- _Work request_:
Copy each line below that has "text".

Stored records
-- Opening Marker --
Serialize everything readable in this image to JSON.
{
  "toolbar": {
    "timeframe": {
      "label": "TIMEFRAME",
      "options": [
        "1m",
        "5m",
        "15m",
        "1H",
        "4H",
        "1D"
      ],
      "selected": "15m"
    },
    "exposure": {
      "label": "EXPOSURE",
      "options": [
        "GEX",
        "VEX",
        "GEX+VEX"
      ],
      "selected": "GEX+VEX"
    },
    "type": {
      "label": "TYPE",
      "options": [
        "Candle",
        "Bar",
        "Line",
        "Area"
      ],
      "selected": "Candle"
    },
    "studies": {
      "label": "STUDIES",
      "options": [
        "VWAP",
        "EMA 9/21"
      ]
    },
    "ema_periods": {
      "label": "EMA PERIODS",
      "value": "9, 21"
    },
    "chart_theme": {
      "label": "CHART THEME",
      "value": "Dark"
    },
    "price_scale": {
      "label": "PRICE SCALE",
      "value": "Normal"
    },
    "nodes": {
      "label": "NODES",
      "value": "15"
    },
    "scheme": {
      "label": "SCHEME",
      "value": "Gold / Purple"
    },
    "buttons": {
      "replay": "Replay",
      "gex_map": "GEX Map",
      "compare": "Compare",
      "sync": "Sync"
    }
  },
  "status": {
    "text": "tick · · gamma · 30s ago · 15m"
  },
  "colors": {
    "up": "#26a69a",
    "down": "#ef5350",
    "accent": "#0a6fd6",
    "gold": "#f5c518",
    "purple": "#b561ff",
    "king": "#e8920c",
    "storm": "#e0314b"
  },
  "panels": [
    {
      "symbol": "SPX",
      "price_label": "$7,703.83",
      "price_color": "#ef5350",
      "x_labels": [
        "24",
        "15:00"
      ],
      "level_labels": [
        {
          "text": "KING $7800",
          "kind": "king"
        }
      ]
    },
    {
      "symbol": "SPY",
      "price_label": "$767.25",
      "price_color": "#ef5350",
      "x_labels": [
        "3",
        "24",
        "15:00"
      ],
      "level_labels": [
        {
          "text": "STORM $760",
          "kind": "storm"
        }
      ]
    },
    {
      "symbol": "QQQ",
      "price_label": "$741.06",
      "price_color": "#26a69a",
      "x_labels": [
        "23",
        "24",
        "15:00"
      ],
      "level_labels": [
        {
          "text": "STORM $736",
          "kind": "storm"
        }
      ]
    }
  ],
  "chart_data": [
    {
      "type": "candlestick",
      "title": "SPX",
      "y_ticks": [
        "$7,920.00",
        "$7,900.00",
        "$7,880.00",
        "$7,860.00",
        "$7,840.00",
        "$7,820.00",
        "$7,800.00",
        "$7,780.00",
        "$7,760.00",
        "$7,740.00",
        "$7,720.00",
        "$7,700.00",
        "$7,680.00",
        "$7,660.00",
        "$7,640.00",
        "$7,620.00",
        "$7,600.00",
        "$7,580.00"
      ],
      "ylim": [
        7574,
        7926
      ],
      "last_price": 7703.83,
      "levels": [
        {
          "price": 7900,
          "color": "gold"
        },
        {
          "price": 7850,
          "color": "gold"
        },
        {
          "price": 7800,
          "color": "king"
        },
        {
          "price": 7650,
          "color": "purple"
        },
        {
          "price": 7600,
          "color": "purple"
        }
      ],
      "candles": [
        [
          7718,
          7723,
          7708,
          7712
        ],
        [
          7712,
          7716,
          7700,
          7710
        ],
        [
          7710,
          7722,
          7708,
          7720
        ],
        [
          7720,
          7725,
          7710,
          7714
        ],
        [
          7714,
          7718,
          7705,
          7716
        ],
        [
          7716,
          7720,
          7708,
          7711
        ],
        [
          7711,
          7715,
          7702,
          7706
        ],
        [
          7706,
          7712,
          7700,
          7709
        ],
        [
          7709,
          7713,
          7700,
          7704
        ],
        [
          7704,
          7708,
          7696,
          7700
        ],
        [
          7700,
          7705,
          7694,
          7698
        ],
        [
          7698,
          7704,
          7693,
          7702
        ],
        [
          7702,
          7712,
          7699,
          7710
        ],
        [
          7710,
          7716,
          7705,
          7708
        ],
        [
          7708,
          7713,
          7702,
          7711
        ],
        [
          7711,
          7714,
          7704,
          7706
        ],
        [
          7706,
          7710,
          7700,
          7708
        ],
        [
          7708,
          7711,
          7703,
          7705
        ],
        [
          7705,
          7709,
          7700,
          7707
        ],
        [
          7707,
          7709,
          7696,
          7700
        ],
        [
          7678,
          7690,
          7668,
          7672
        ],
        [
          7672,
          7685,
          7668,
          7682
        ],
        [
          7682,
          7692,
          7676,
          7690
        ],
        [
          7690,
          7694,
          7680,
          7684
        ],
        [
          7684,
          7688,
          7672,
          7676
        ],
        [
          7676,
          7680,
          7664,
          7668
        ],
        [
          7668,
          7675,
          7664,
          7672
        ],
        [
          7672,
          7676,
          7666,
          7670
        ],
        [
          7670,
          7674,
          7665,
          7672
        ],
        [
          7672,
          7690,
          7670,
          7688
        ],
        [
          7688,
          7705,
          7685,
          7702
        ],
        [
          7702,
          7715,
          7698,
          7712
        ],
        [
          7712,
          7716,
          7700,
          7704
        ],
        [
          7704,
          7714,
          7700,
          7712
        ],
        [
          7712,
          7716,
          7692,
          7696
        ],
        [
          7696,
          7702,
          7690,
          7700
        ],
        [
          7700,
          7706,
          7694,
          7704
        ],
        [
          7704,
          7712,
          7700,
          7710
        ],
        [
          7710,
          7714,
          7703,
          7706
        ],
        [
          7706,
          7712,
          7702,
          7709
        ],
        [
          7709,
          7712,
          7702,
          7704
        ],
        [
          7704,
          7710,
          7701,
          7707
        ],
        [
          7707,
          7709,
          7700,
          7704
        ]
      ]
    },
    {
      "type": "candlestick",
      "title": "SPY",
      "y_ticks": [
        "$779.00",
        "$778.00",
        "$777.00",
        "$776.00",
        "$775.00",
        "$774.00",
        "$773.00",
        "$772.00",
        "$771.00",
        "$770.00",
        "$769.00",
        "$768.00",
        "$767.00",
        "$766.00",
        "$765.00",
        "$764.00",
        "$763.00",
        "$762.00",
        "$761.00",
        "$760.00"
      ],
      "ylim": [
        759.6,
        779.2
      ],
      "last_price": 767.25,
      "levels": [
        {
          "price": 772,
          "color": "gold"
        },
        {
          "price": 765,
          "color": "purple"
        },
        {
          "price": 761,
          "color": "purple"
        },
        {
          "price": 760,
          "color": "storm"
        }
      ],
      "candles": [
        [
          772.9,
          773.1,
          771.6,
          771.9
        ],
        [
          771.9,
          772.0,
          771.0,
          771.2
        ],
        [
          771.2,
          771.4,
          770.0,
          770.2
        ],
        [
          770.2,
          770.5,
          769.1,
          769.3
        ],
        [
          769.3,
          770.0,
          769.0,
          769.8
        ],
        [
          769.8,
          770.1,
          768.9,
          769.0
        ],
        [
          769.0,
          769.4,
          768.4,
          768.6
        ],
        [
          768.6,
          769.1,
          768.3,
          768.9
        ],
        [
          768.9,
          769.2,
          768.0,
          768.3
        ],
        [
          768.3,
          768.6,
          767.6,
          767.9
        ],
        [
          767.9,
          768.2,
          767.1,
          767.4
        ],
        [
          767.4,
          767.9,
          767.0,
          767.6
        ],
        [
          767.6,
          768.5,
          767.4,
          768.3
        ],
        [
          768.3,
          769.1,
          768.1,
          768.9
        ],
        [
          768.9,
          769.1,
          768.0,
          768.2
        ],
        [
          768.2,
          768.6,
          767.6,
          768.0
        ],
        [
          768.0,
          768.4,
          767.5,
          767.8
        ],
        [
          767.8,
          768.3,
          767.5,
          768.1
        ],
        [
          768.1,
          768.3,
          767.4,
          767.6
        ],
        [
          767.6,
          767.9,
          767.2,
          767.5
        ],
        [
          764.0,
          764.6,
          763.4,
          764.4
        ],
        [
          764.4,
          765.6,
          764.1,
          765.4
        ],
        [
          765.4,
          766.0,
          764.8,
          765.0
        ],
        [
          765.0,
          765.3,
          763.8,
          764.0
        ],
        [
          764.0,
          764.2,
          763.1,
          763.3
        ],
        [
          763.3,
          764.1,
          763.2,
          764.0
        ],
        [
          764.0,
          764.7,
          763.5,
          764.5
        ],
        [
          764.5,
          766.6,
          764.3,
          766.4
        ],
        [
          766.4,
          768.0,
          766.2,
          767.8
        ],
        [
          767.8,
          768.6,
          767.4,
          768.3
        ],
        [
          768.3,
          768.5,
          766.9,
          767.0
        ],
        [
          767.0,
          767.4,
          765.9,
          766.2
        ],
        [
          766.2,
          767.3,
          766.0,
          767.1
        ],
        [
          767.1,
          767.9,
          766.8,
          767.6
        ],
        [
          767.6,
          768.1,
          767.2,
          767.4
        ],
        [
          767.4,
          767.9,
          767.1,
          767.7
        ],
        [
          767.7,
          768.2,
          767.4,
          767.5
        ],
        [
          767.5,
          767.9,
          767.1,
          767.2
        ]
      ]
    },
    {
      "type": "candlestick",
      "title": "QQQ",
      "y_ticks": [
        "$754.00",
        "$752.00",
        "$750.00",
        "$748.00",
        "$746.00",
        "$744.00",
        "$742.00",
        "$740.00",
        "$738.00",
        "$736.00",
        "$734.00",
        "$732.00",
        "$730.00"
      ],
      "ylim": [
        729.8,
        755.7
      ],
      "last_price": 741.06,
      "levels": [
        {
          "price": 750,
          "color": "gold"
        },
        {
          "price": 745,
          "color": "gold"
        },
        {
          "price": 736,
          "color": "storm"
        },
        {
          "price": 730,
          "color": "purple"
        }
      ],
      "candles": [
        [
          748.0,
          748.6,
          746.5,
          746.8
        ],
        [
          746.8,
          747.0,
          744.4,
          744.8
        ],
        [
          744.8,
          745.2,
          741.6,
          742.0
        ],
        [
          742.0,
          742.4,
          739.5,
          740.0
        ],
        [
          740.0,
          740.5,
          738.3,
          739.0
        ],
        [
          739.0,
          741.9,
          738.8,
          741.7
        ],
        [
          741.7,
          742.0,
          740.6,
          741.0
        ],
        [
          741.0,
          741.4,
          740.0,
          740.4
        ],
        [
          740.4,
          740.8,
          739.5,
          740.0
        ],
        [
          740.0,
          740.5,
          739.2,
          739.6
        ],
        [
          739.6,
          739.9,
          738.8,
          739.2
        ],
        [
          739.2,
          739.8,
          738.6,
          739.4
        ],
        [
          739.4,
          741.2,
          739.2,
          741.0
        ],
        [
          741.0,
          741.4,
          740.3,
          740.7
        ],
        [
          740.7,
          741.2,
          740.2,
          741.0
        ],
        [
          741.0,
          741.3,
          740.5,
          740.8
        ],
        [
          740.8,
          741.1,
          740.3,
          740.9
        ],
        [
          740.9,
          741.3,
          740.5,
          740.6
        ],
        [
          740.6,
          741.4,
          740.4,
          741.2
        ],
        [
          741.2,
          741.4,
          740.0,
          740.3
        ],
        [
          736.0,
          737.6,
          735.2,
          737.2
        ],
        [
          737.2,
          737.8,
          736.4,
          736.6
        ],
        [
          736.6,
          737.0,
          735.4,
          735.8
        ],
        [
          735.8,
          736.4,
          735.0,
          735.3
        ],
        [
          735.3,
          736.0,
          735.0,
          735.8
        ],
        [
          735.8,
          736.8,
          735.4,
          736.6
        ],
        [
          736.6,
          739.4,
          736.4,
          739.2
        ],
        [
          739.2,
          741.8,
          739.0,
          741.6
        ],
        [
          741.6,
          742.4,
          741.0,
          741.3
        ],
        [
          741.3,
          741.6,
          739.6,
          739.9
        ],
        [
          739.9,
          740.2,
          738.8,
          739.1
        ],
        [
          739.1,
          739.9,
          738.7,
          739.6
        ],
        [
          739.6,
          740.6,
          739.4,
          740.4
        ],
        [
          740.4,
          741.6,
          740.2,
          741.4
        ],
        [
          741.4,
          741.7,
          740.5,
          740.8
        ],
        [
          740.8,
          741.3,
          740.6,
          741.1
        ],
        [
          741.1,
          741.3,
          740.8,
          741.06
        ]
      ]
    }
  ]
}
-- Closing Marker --
- _Solution_:
    "text": "tick · · gamma · 30s ago · 15m"
          "text": "KING $7800",
          "text": "STORM $760",
          "text": "STORM $736",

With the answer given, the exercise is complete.